Only eight defendants, including Iskinder Nega and Andualem Arage, were present in court when the verdict was announced. The remaining 16 defendants were convicted in absentia. The 24 men were accused of several offenses, including conspiring to dismantle the constitutional order, encouraging terrorism and high treason, charges that carry maximum punishment including death penalty according to the law. Nevertheless, prosecutors demanded life imprisonments for each of the defendants. They are expected to be sentenced next month. The defendants were convicted under a 2009 terrorism law, which human rights groups have consistently criticized for being too far-reaching.
Mr. Iskinder Nega was arrested last September for publishing an article questioning arrests made under the anti-terrorism law, particularity that of an Ethiopian actor and government critic Debebe Eshetu. He was also accused of inciting violence by writing about a possible popular unrest in Ethiopia like the Arab Spring and of supporting a US-based opposition party called Ginbot Seven, which the government has designated as a terrorist group.

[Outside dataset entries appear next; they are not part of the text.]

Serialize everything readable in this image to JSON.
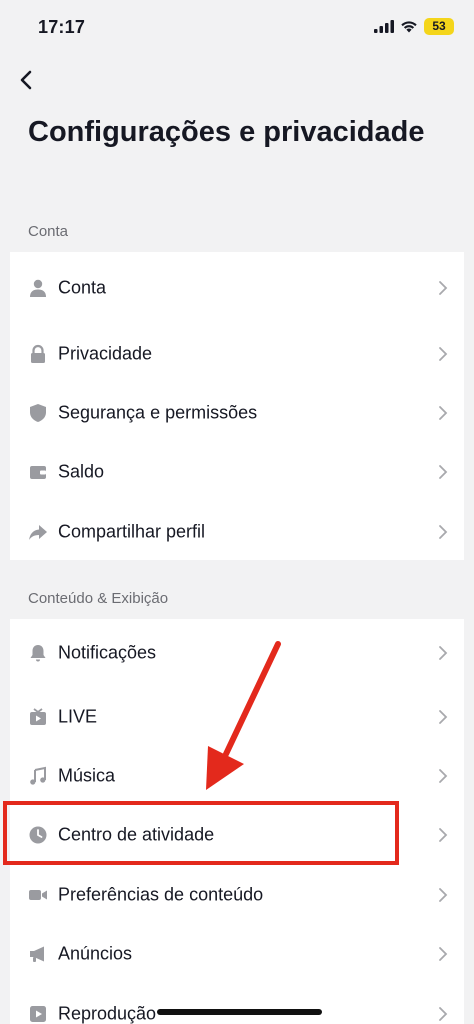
{
  "status_bar": {
    "time": "17:17",
    "battery": "53"
  },
  "title": "Configurações e privacidade",
  "sections": [
    {
      "header": "Conta",
      "items": [
        {
          "label": "Conta",
          "icon": "person-icon"
        },
        {
          "label": "Privacidade",
          "icon": "lock-icon"
        },
        {
          "label": "Segurança e permissões",
          "icon": "shield-icon"
        },
        {
          "label": "Saldo",
          "icon": "wallet-icon"
        },
        {
          "label": "Compartilhar perfil",
          "icon": "share-icon"
        }
      ]
    },
    {
      "header": "Conteúdo & Exibição",
      "items": [
        {
          "label": "Notificações",
          "icon": "bell-icon"
        },
        {
          "label": "LIVE",
          "icon": "tv-icon"
        },
        {
          "label": "Música",
          "icon": "music-note-icon"
        },
        {
          "label": "Centro de atividade",
          "icon": "clock-icon"
        },
        {
          "label": "Preferências de conteúdo",
          "icon": "video-camera-icon"
        },
        {
          "label": "Anúncios",
          "icon": "megaphone-icon"
        },
        {
          "label": "Reprodução",
          "icon": "play-icon"
        }
      ]
    }
  ],
  "annotation_color": "#e3291c"
}
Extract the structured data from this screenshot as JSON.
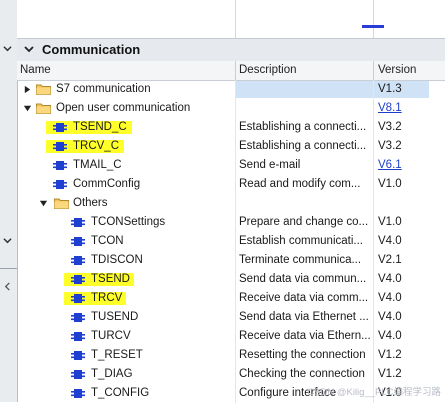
{
  "panel": {
    "section_title": "Communication"
  },
  "columns": {
    "name": "Name",
    "description": "Description",
    "version": "Version"
  },
  "rows": [
    {
      "label": "S7 communication",
      "desc": "",
      "ver": "V1.3",
      "type": "folder",
      "level": 0,
      "state": "collapsed",
      "selected": true,
      "link": false,
      "highlight": false
    },
    {
      "label": "Open user communication",
      "desc": "",
      "ver": "V8.1",
      "type": "folder",
      "level": 0,
      "state": "expanded",
      "selected": false,
      "link": true,
      "highlight": false
    },
    {
      "label": "TSEND_C",
      "desc": "Establishing a connecti...",
      "ver": "V3.2",
      "type": "block",
      "level": 1,
      "selected": false,
      "link": false,
      "highlight": true
    },
    {
      "label": "TRCV_C",
      "desc": "Establishing a connecti...",
      "ver": "V3.2",
      "type": "block",
      "level": 1,
      "selected": false,
      "link": false,
      "highlight": true
    },
    {
      "label": "TMAIL_C",
      "desc": "Send e-mail",
      "ver": "V6.1",
      "type": "block",
      "level": 1,
      "selected": false,
      "link": true,
      "highlight": false
    },
    {
      "label": "CommConfig",
      "desc": "Read and modify com...",
      "ver": "V1.0",
      "type": "block",
      "level": 1,
      "selected": false,
      "link": false,
      "highlight": false
    },
    {
      "label": "Others",
      "desc": "",
      "ver": "",
      "type": "folder",
      "level": 1,
      "state": "expanded",
      "selected": false,
      "link": false,
      "highlight": false
    },
    {
      "label": "TCONSettings",
      "desc": "Prepare and change co...",
      "ver": "V1.0",
      "type": "block",
      "level": 2,
      "selected": false,
      "link": false,
      "highlight": false
    },
    {
      "label": "TCON",
      "desc": "Establish communicati...",
      "ver": "V4.0",
      "type": "block",
      "level": 2,
      "selected": false,
      "link": false,
      "highlight": false
    },
    {
      "label": "TDISCON",
      "desc": "Terminate communica...",
      "ver": "V2.1",
      "type": "block",
      "level": 2,
      "selected": false,
      "link": false,
      "highlight": false
    },
    {
      "label": "TSEND",
      "desc": "Send data via commun...",
      "ver": "V4.0",
      "type": "block",
      "level": 2,
      "selected": false,
      "link": false,
      "highlight": true
    },
    {
      "label": "TRCV",
      "desc": "Receive data via comm...",
      "ver": "V4.0",
      "type": "block",
      "level": 2,
      "selected": false,
      "link": false,
      "highlight": true
    },
    {
      "label": "TUSEND",
      "desc": "Send data via Ethernet ...",
      "ver": "V4.0",
      "type": "block",
      "level": 2,
      "selected": false,
      "link": false,
      "highlight": false
    },
    {
      "label": "TURCV",
      "desc": "Receive data via Ethern...",
      "ver": "V4.0",
      "type": "block",
      "level": 2,
      "selected": false,
      "link": false,
      "highlight": false
    },
    {
      "label": "T_RESET",
      "desc": "Resetting the connection",
      "ver": "V1.2",
      "type": "block",
      "level": 2,
      "selected": false,
      "link": false,
      "highlight": false
    },
    {
      "label": "T_DIAG",
      "desc": "Checking the connection",
      "ver": "V1.2",
      "type": "block",
      "level": 2,
      "selected": false,
      "link": false,
      "highlight": false
    },
    {
      "label": "T_CONFIG",
      "desc": "Configure interface",
      "ver": "V1.0",
      "type": "block",
      "level": 2,
      "selected": false,
      "link": false,
      "highlight": false
    }
  ],
  "watermark": "CSDN @Kilig__PLC编程学习路",
  "colors": {
    "selection": "#cfe2f6",
    "highlight": "#ffff2a",
    "block_icon": "#1f3fd0",
    "folder": "#f5c45a",
    "link": "#1f3fc8"
  },
  "icons": {
    "section_toggle": "chevron-down-icon",
    "collapsed": "triangle-right-icon",
    "expanded": "triangle-down-icon",
    "folder": "folder-icon",
    "block": "function-block-icon"
  }
}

This is not the first time for Iskinder to be charged, convicted, and punished in the same way. He has previously spent years in different Ethioopian jails including Kaliti.
Incidentally, two Ethiopian journalists were sentenced to 14 years in prison in January on similar charges. Previously, two Swedish journalists were sentenced to 11 years in prison in December. All of them were accused of having links with the outlawed Ogaden National Liberation Front (ONLF).
Like Ginbot Seven, the Ethiopian government has designated the ONLF also as a terrorist organization. The ONLF has been fighting the Ethiopian government for securing greater independence for the Ogaden region bordering Somalia.